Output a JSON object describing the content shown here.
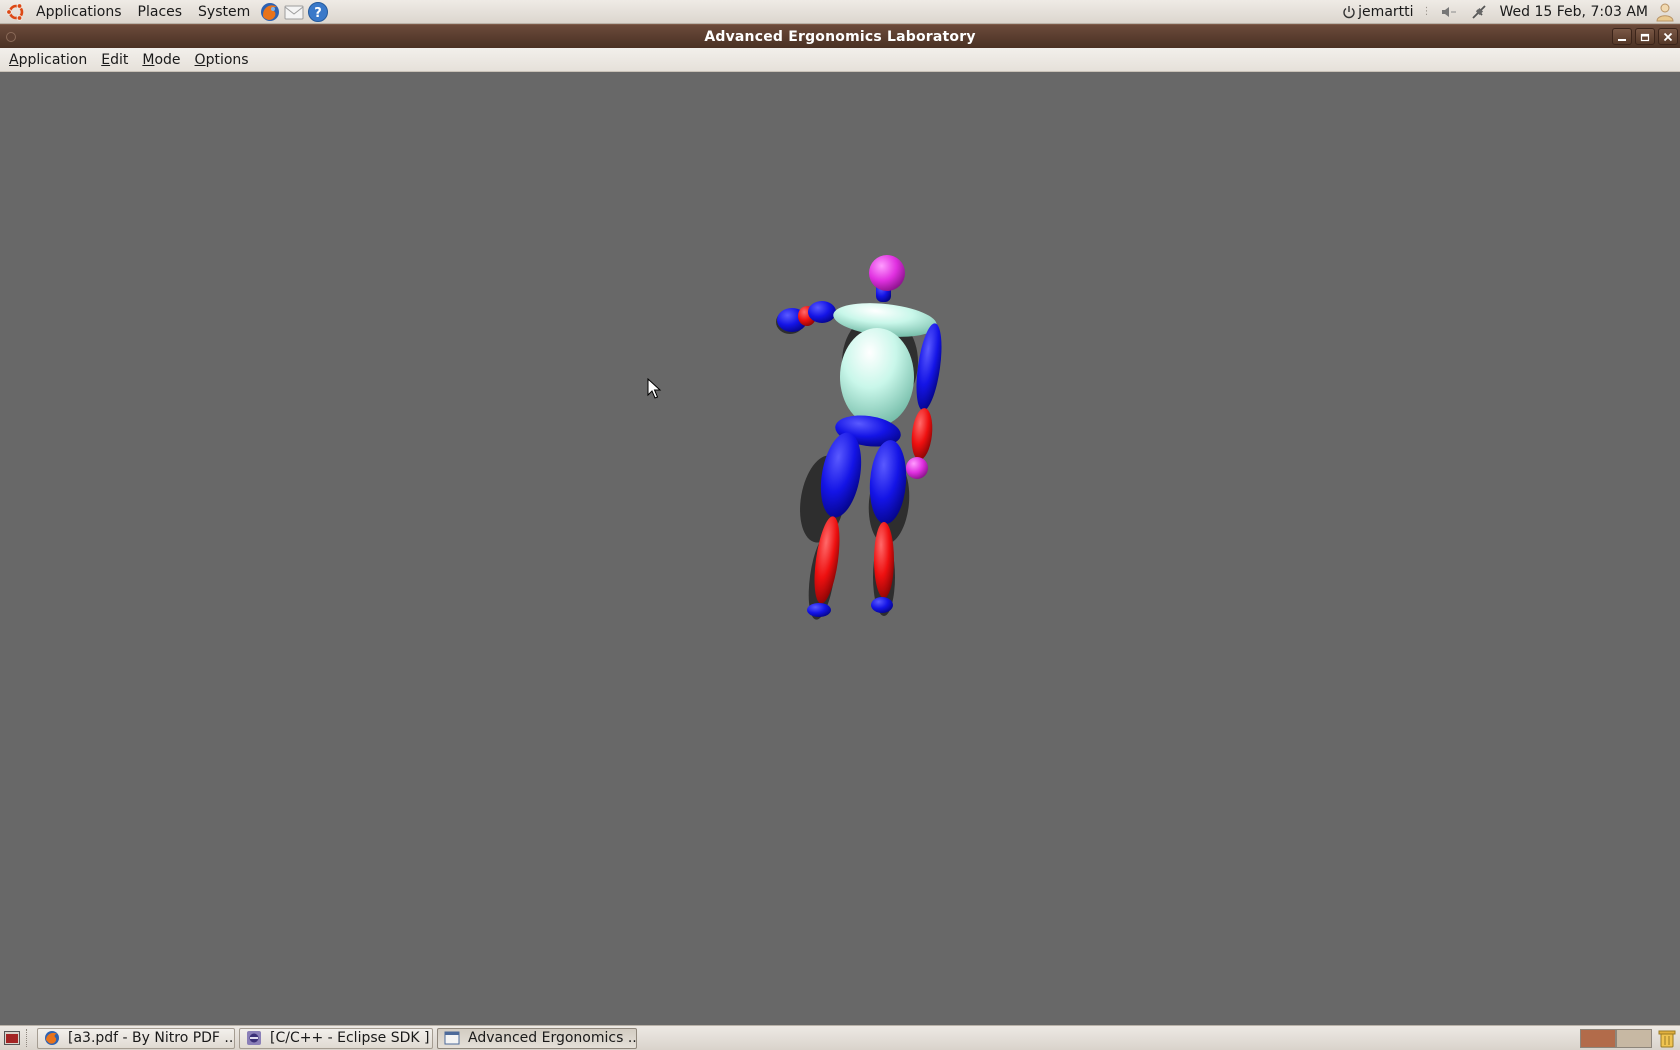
{
  "top_panel": {
    "menus": [
      "Applications",
      "Places",
      "System"
    ],
    "user": "jemartti",
    "clock": "Wed 15 Feb,  7:03 AM"
  },
  "window": {
    "title": "Advanced Ergonomics Laboratory"
  },
  "menubar": {
    "items": [
      "Application",
      "Edit",
      "Mode",
      "Options"
    ]
  },
  "colors": {
    "viewport_bg": "#686868",
    "limb_blue": "#1414e6",
    "limb_red": "#ee1010",
    "joint_magenta": "#e030e0",
    "torso_mint": "#b8f0e0",
    "titlebar": "#5a3c2e"
  },
  "taskbar": {
    "tasks": [
      {
        "label": "[a3.pdf - By Nitro PDF ...",
        "icon": "firefox-icon"
      },
      {
        "label": "[C/C++ - Eclipse SDK ]",
        "icon": "eclipse-icon"
      },
      {
        "label": "Advanced Ergonomics ...",
        "icon": "window-icon"
      }
    ]
  }
}
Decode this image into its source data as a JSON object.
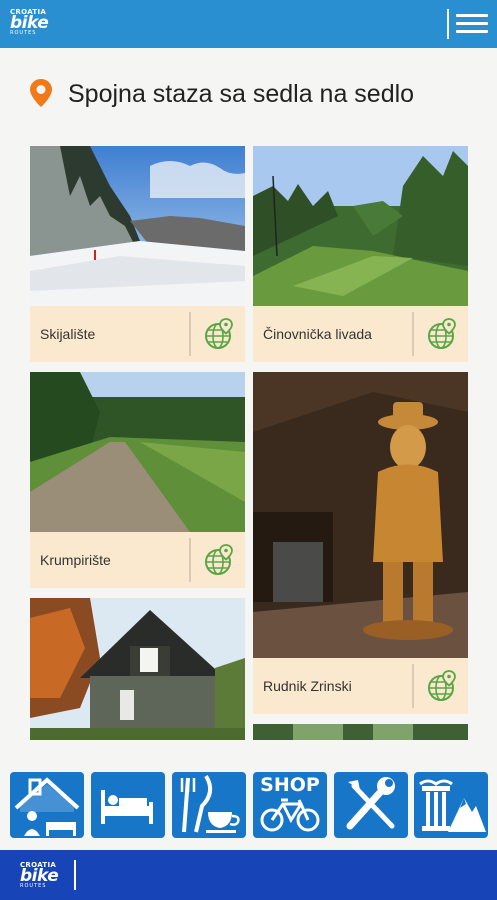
{
  "header": {
    "logo": {
      "line1": "CROATIA",
      "line2": "bike",
      "line3": "ROUTES"
    },
    "menu_icon": "hamburger-menu-icon"
  },
  "page": {
    "title": "Spojna staza sa sedla na sedlo",
    "title_icon": "location-pin-icon"
  },
  "cards": [
    {
      "caption": "Skijalište",
      "icon": "globe-map-pin-icon"
    },
    {
      "caption": "Činovnička livada",
      "icon": "globe-map-pin-icon"
    },
    {
      "caption": "Krumpirište",
      "icon": "globe-map-pin-icon"
    },
    {
      "caption": "Rudnik Zrinski",
      "icon": "globe-map-pin-icon"
    },
    {
      "caption": ""
    }
  ],
  "bottom_nav": [
    {
      "name": "sightseeing-house-icon"
    },
    {
      "name": "accommodation-bed-icon"
    },
    {
      "name": "food-cup-icon"
    },
    {
      "name": "bike-shop-icon",
      "label": "SHOP"
    },
    {
      "name": "service-tools-icon"
    },
    {
      "name": "culture-nature-icon"
    }
  ],
  "footer": {
    "logo": {
      "line1": "CROATIA",
      "line2": "bike",
      "line3": "ROUTES"
    }
  },
  "colors": {
    "header_blue": "#2a8fd0",
    "footer_blue": "#1744b7",
    "icon_blue": "#1776c8",
    "card_bg": "#fbe9cf",
    "pin_orange": "#f07a1a",
    "globe_green": "#5aa646"
  }
}
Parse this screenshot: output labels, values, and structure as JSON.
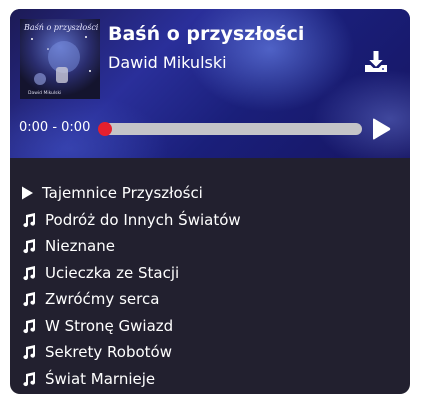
{
  "cover": {
    "title": "Baśń o przyszłości",
    "author": "Dawid Mikulski"
  },
  "track": {
    "title": "Baśń o przyszłości",
    "artist": "Dawid Mikulski",
    "time": "0:00 - 0:00",
    "progress": 0
  },
  "icons": {
    "download": "download-icon",
    "play": "play-icon",
    "now_playing": "play-icon",
    "song": "music-note-icon"
  },
  "colors": {
    "accent": "#e5202e",
    "panel": "#22202f",
    "track": "#c4c4c8",
    "text": "#ffffff"
  },
  "playlist": [
    {
      "label": "Tajemnice Przyszłości",
      "playing": true
    },
    {
      "label": "Podróż do Innych Światów",
      "playing": false
    },
    {
      "label": "Nieznane",
      "playing": false
    },
    {
      "label": "Ucieczka ze Stacji",
      "playing": false
    },
    {
      "label": "Zwróćmy serca",
      "playing": false
    },
    {
      "label": "W Stronę Gwiazd",
      "playing": false
    },
    {
      "label": "Sekrety Robotów",
      "playing": false
    },
    {
      "label": "Świat Marnieje",
      "playing": false
    }
  ]
}
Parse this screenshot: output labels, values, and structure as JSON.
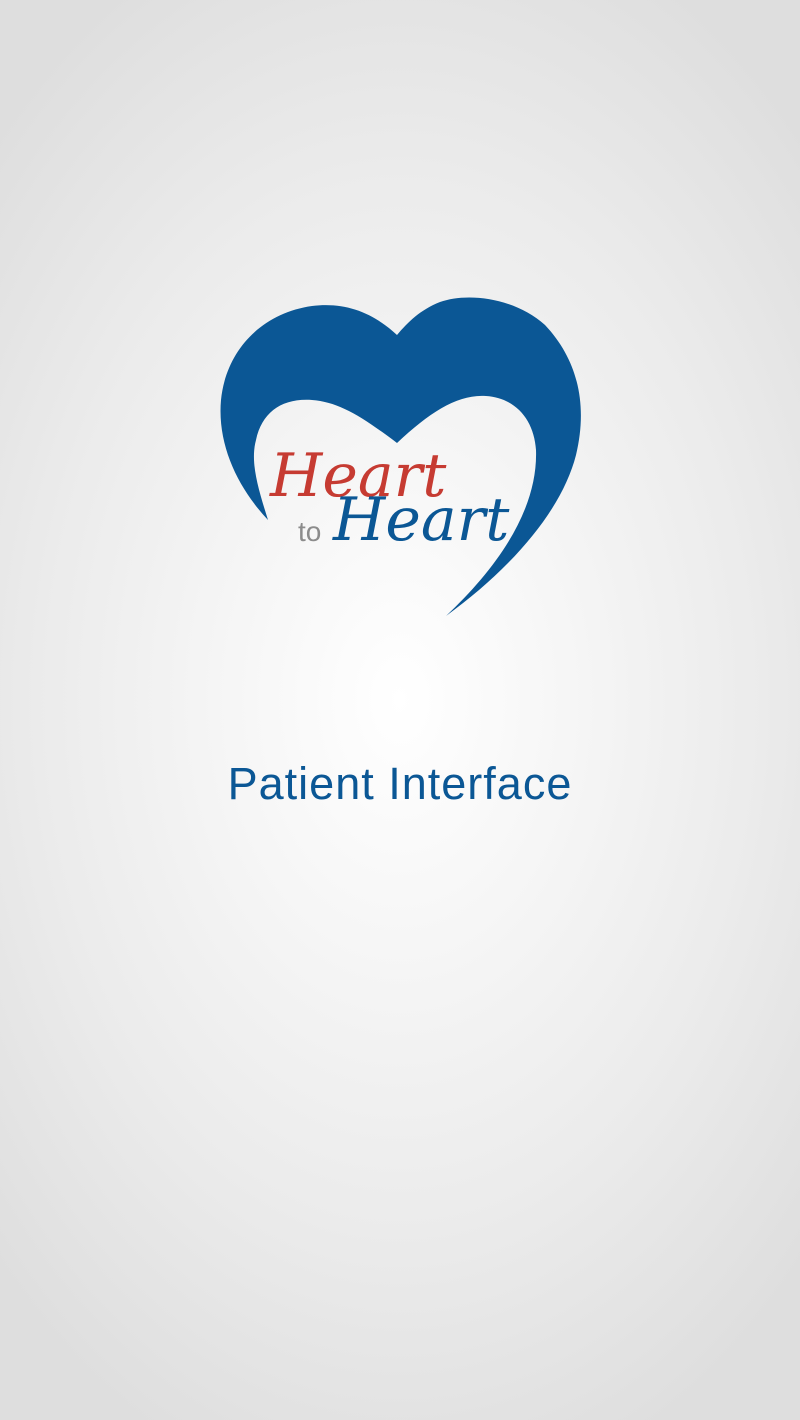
{
  "logo": {
    "word_top": "Heart",
    "word_connector": "to",
    "word_bottom": "Heart"
  },
  "subtitle": "Patient Interface",
  "colors": {
    "brand_blue": "#0b5795",
    "brand_red": "#c63b32",
    "connector_gray": "#8c8c8c"
  }
}
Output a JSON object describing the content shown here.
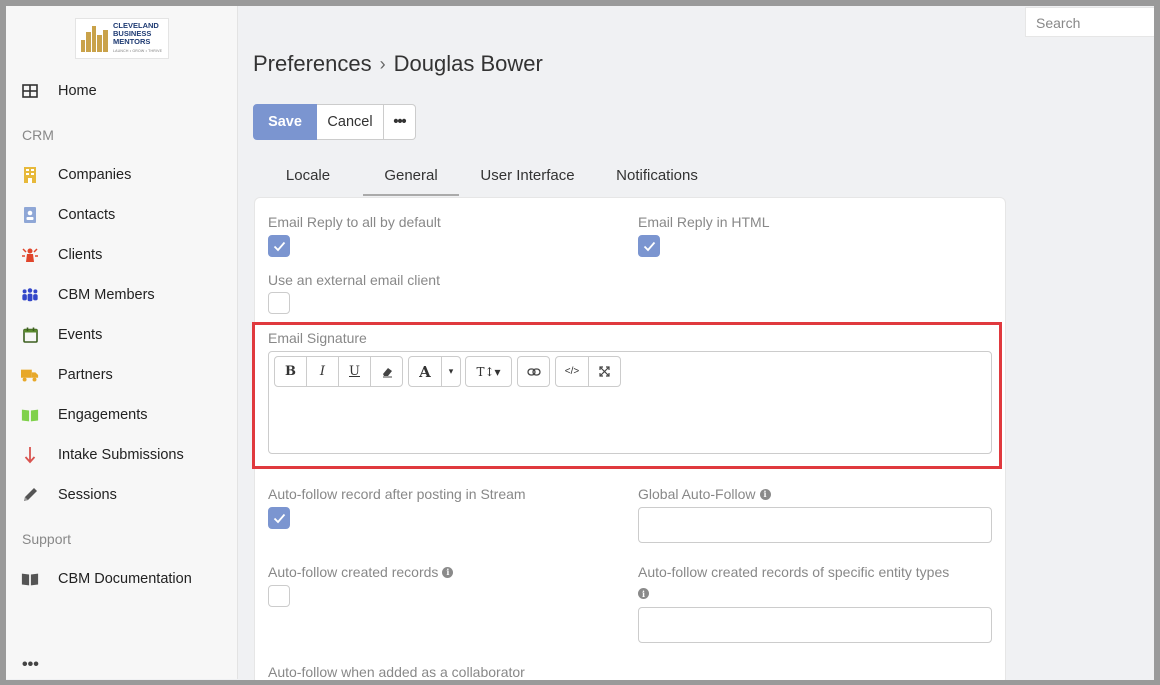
{
  "app": {
    "logo": {
      "line1": "CLEVELAND",
      "line2": "BUSINESS",
      "line3": "MENTORS",
      "tagline": "LAUNCH • GROW • THRIVE"
    }
  },
  "search": {
    "placeholder": "Search"
  },
  "sidebar": {
    "home": {
      "label": "Home",
      "icon": "home-grid-icon"
    },
    "group_crm": "CRM",
    "items": [
      {
        "label": "Companies",
        "icon": "building-icon",
        "color": "#e7b93b"
      },
      {
        "label": "Contacts",
        "icon": "contact-card-icon",
        "color": "#8fa7d6"
      },
      {
        "label": "Clients",
        "icon": "person-burst-icon",
        "color": "#e0452b"
      },
      {
        "label": "CBM Members",
        "icon": "group-icon",
        "color": "#3346c9"
      },
      {
        "label": "Events",
        "icon": "calendar-icon",
        "color": "#5a8a2e"
      },
      {
        "label": "Partners",
        "icon": "truck-icon",
        "color": "#e7a82a"
      },
      {
        "label": "Engagements",
        "icon": "book-open-icon",
        "color": "#7fd14a"
      },
      {
        "label": "Intake Submissions",
        "icon": "arrow-down-icon",
        "color": "#d9534f"
      },
      {
        "label": "Sessions",
        "icon": "pencil-icon",
        "color": "#555555"
      }
    ],
    "group_support": "Support",
    "support_items": [
      {
        "label": "CBM Documentation",
        "icon": "book-icon",
        "color": "#555555"
      }
    ],
    "more": "•••"
  },
  "header": {
    "breadcrumb_root": "Preferences",
    "breadcrumb_sep": "›",
    "breadcrumb_current": "Douglas Bower"
  },
  "actions": {
    "save": "Save",
    "cancel": "Cancel",
    "more": "•••"
  },
  "tabs": [
    {
      "label": "Locale",
      "active": false
    },
    {
      "label": "General",
      "active": true
    },
    {
      "label": "User Interface",
      "active": false
    },
    {
      "label": "Notifications",
      "active": false
    }
  ],
  "form": {
    "email_reply_all": {
      "label": "Email Reply to all by default",
      "checked": true
    },
    "email_reply_html": {
      "label": "Email Reply in HTML",
      "checked": true
    },
    "external_client": {
      "label": "Use an external email client",
      "checked": false
    },
    "email_signature": {
      "label": "Email Signature",
      "value": ""
    },
    "auto_follow_stream": {
      "label": "Auto-follow record after posting in Stream",
      "checked": true
    },
    "global_auto_follow": {
      "label": "Global Auto-Follow",
      "value": ""
    },
    "auto_follow_created": {
      "label": "Auto-follow created records",
      "checked": false
    },
    "auto_follow_entity_types": {
      "label": "Auto-follow created records of specific entity types",
      "value": ""
    },
    "auto_follow_collaborator": {
      "label": "Auto-follow when added as a collaborator"
    }
  },
  "editor_toolbar": {
    "bold": "B",
    "italic": "I",
    "underline": "U",
    "eraser": "eraser-icon",
    "font_color": "A",
    "caret": "▾",
    "font_size": "T↕▾",
    "link": "link-icon",
    "code": "</>",
    "fullscreen": "expand-icon"
  },
  "colors": {
    "accent": "#7b95d0",
    "highlight": "#e0393e"
  }
}
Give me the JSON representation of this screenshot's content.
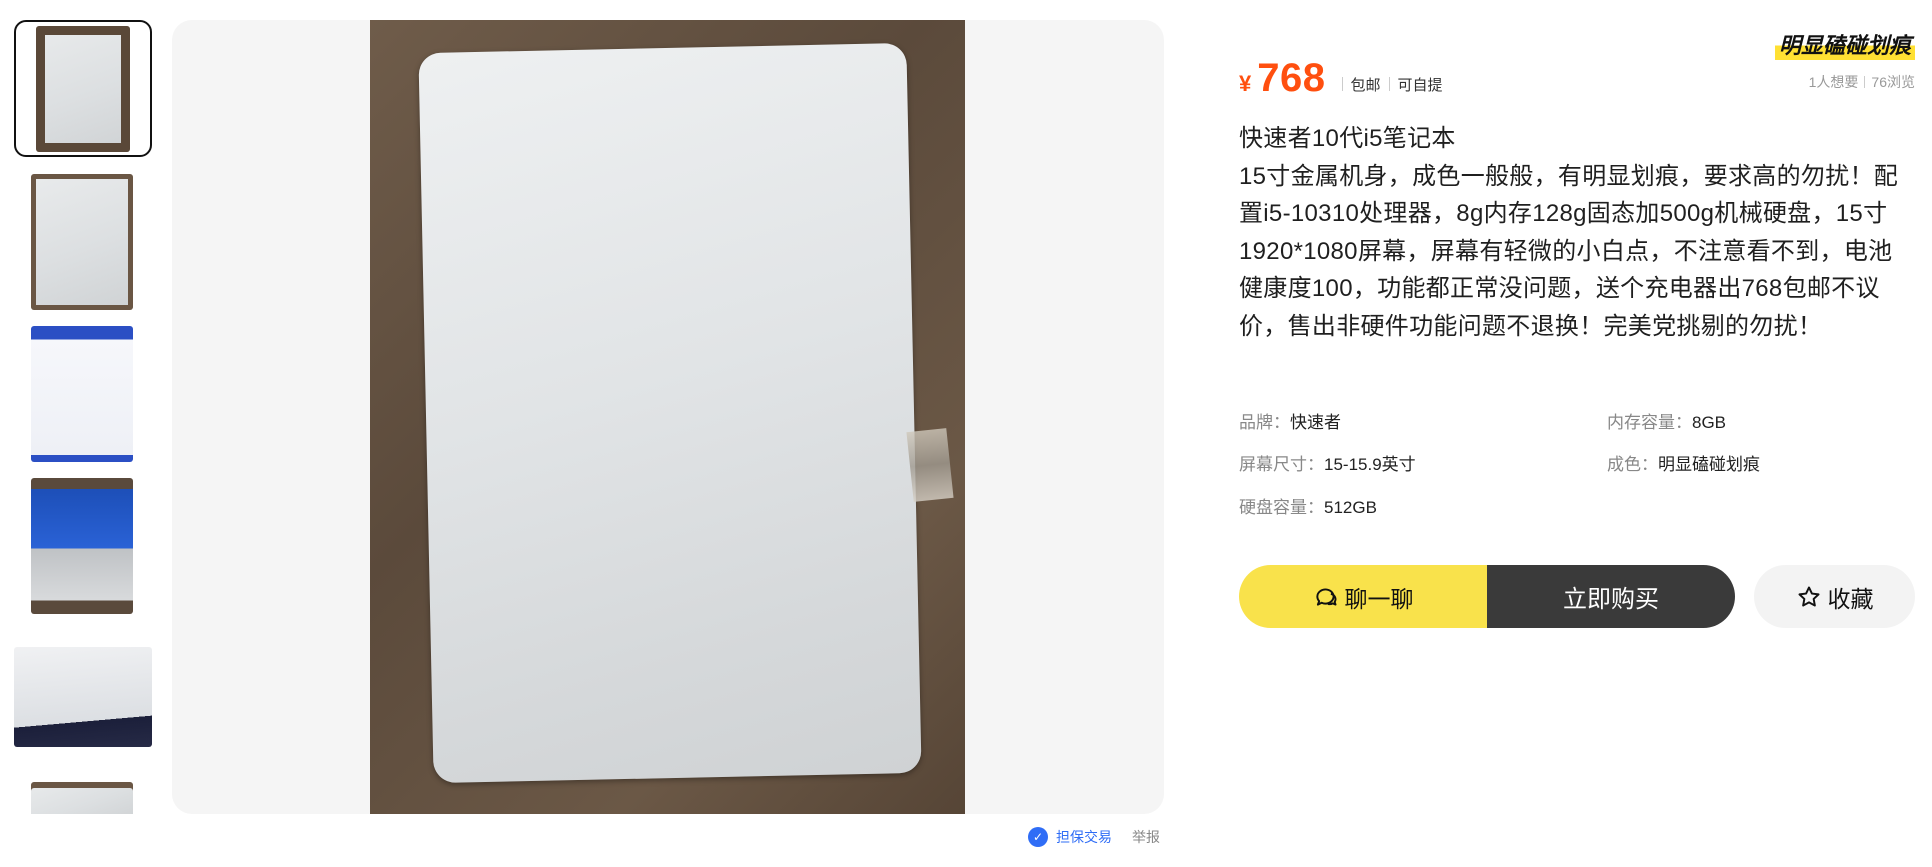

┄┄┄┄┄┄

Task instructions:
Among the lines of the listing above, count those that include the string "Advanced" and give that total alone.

Output below:
2